January 3, 2008 8:55:11 PM PST
A man elected to Philadelphia City Council will be sworn in on Monday under a cloud of controversy. After an investigation that lasted the better part of a year, the city's inspector general's office has essentially found that taxpayer dollars were being used to benefit Councilman-elect Curtis Jones after he left the agency to run for city council.

"Curtis Jones Jr. used, in many ways, the Philadelphia Commercial Development Corporation as a line of credit after he had resigned and while he was running for city council," said City Inspector General Seth Williams.

The 300 page investigative report by the inspector general's office found that three months before Jones resigned to run for city council, he was given an unprecedented severance check that amounted to $30,000 before taxes. The check was not approved or voted on by the entire board of directors of the PCDC, according to the report.

"It appears as only two members of the board voted or were aware of the severance package," said Williams.

The report also found that the PCDC paid for a political banner for Jones at a cost of $380 dollars. He was also allegedly allowed to use one of the agency's leased vehicles, after leaving the agency.

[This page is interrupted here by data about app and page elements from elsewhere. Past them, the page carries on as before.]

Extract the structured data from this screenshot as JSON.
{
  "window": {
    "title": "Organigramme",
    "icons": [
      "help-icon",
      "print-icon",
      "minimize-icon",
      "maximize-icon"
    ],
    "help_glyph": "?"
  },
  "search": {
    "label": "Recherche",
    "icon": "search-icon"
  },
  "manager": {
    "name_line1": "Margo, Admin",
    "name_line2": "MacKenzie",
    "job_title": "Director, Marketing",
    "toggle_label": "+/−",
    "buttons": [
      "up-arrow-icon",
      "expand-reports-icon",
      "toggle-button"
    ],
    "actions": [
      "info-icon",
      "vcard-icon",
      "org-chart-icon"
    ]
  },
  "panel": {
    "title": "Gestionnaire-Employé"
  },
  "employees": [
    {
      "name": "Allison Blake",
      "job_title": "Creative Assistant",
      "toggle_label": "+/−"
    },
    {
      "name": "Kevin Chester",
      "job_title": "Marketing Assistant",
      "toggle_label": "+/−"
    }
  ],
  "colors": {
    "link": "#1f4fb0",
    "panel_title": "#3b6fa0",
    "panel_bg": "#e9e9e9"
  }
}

Authorities added that the PCDC even paid Jones' insurance bills and parking tickets. Williams said Jones later paid back the agency after learning of the investigation, but there's more.

"This in many ways is the tip of the iceberg," he said.

Williams said more serious allegations that Jones used PCDC furniture and plasma tv screens for his campaign were forwarded to officials at Housing and Urban Development and the U.S. Attorney's office.

No one answered the door at Jones' home in West Philadelphia. His staff issued a statement about the findings, which in part said "It does not appear to indicate any wrongdoing on the part of Mr. Jones. Councilman-elect Curtis Jones Jr.'s reputation as a respected and innovative public servant is intact."

Williams said this case points to what can happen at quasi-city agencies like PCDC which have little or no government oversight.

"There are many quasi-city agencies in the city of Philadelphia that need and require additional oversight so that we can assure that taxpayer money is being spent correctly," said Williams.

Calls to PCDC officials seeking comment were not returned. There was also no comment from the Mayor's office regarding these latest developments.

Jones is due to be sworn into office as councilman of the 4th district on Monday.